■ EXERCISE DIRECTIONS ■
Search the records for "Категория". Report every line where it occurs.

*** SUPPLIED INFORMATION Section Begins ***

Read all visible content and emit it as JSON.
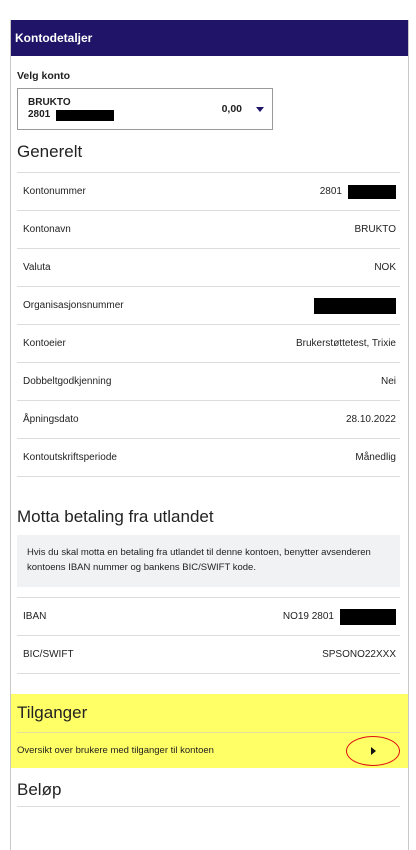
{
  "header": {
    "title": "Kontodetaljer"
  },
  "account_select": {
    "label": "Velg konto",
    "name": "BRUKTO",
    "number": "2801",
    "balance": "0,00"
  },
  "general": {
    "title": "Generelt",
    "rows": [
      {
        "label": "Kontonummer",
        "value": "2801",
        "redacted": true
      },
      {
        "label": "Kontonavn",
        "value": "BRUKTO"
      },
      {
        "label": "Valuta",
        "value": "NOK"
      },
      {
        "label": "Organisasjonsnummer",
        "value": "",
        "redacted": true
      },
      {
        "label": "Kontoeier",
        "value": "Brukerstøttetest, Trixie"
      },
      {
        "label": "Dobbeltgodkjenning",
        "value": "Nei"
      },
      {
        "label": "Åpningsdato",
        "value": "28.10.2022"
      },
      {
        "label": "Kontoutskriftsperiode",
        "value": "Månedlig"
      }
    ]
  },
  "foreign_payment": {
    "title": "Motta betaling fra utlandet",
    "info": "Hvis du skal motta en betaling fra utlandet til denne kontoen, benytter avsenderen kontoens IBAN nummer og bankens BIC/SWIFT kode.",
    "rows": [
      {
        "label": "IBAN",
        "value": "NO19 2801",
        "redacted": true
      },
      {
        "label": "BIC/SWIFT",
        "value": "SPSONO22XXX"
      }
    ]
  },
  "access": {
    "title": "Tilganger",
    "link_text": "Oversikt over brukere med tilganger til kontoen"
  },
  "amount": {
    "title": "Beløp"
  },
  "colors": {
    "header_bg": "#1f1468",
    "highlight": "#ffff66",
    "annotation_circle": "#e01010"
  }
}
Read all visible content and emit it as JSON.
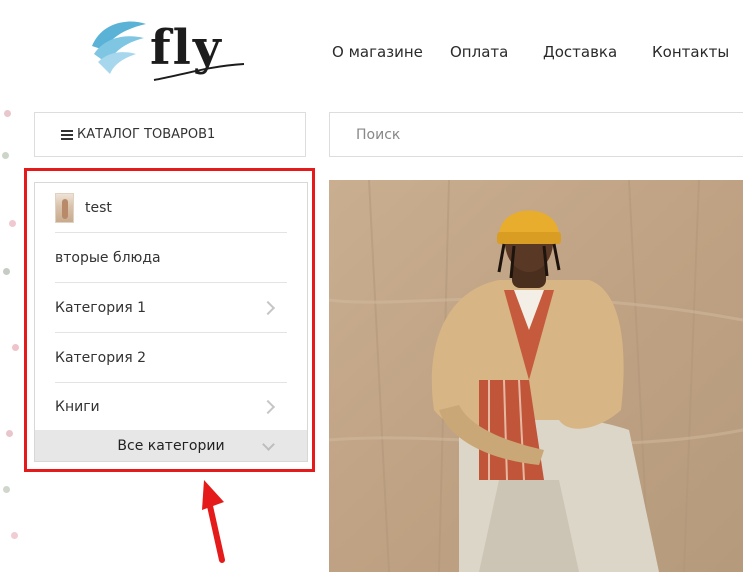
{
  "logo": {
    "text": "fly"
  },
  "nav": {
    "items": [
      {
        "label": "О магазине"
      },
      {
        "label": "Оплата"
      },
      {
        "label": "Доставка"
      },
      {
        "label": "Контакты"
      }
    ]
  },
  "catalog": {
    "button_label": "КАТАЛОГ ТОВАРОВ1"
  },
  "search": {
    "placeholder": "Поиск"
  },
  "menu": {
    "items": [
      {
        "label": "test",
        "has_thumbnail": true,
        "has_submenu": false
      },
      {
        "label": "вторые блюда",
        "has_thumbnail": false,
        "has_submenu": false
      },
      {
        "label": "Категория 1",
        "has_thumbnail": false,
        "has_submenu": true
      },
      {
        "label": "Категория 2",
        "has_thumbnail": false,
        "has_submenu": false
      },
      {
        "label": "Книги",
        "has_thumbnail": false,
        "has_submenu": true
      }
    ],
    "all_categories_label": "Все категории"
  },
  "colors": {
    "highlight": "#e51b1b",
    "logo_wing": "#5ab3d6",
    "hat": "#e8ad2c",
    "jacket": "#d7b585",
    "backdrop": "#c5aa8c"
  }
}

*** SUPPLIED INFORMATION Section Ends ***

■ TASK ANSWER ■
        "label": "Категория 1",
        "label": "Категория 2",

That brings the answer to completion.